• WHAT THE TASK REQUIRES: Among the entries below, find the lines holding "Target" and copy them.

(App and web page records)
---------------
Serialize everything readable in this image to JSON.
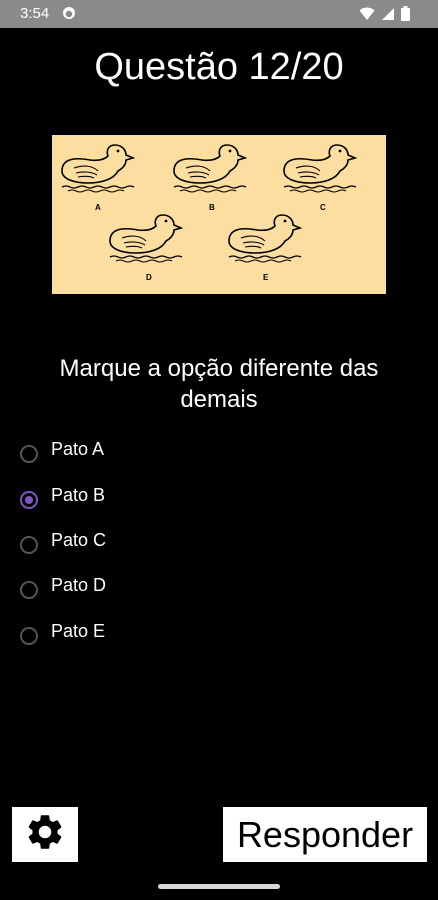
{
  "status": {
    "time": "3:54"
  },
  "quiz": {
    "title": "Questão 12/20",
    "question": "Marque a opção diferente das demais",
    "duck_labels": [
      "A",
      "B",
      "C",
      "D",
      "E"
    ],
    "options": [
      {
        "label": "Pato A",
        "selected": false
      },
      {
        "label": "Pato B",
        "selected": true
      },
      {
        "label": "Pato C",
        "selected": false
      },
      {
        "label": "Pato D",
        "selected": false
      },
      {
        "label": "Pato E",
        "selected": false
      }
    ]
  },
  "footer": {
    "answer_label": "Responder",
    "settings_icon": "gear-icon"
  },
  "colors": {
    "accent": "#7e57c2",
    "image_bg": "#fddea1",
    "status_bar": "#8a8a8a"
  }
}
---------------
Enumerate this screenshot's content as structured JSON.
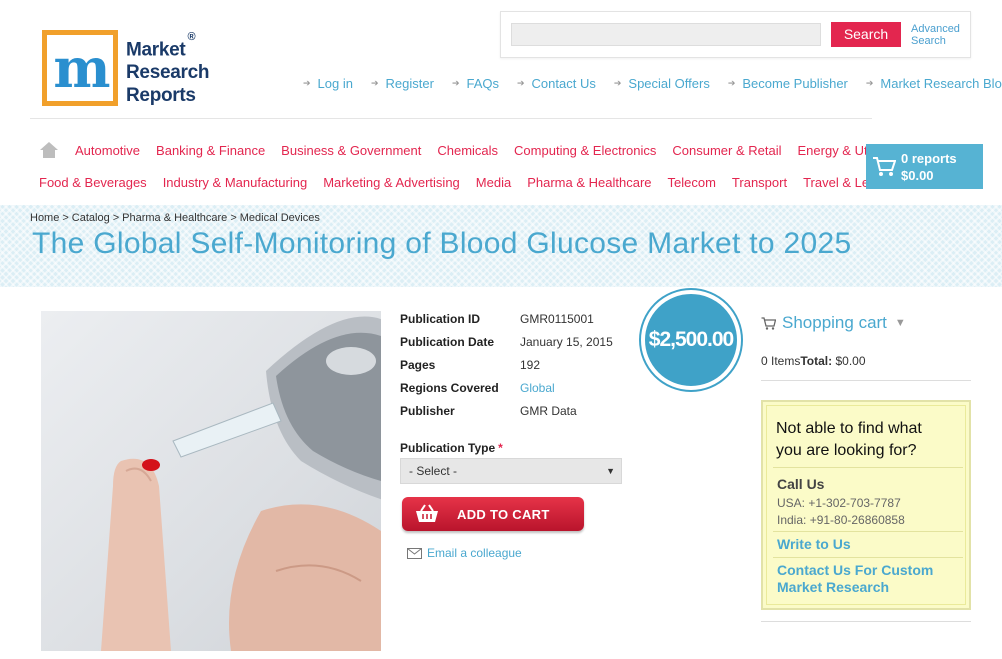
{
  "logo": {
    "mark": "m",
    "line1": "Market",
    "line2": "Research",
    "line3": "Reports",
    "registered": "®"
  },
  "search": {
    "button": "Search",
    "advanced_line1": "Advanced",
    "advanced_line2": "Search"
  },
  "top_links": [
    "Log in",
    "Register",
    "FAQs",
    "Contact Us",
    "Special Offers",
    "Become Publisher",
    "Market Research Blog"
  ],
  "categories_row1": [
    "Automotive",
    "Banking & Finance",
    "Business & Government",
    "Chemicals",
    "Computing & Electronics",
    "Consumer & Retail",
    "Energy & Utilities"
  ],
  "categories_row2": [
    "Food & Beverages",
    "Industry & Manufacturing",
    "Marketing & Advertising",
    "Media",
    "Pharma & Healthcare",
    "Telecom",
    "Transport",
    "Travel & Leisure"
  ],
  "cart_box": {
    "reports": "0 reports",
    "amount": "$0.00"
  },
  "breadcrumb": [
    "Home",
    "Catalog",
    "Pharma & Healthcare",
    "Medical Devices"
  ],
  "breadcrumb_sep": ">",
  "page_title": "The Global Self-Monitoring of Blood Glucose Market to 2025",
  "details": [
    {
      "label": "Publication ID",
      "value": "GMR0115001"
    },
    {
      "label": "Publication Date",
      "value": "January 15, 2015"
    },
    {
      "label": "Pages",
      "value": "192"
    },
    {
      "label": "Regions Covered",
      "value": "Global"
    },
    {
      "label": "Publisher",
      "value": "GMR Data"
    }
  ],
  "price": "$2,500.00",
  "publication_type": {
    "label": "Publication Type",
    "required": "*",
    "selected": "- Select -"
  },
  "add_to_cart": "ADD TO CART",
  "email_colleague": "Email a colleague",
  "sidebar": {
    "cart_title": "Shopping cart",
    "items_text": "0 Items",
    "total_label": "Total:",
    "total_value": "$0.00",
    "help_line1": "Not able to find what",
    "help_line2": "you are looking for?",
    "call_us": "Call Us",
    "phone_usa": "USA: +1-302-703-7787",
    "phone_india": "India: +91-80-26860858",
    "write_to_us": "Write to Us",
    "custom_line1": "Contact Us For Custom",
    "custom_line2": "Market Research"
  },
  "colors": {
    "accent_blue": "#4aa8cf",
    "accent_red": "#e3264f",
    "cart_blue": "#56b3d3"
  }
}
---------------
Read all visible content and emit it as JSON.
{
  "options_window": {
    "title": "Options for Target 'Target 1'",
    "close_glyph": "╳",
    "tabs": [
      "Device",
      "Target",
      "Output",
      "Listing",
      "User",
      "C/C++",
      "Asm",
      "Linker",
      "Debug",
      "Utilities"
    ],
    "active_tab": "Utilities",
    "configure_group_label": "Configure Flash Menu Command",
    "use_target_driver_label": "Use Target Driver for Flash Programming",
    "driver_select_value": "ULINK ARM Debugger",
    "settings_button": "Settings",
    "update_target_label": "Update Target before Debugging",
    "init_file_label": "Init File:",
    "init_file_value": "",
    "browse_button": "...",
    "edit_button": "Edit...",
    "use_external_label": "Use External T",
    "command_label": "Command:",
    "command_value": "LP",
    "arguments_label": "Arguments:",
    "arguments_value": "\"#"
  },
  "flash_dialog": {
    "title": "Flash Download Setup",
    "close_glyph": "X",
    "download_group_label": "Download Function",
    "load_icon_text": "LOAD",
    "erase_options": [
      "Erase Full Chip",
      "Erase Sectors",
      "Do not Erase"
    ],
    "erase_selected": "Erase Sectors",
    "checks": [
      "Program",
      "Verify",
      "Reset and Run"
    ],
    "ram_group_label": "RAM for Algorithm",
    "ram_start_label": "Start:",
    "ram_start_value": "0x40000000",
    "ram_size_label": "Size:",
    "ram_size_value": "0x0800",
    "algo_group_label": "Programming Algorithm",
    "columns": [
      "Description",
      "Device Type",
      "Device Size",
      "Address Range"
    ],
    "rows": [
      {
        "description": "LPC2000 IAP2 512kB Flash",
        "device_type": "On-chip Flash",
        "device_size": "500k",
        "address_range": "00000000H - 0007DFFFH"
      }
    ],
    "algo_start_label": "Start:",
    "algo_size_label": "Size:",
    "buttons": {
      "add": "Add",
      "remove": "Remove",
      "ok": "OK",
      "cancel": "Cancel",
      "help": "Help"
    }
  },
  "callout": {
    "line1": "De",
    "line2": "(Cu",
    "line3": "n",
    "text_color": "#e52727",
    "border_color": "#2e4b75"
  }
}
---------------
• EXERCISE RESPONSE:
    "title": "Options for Target 'Target 1'",
      "Target",
    "use_target_driver_label": "Use Target Driver for Flash Programming",
    "update_target_label": "Update Target before Debugging",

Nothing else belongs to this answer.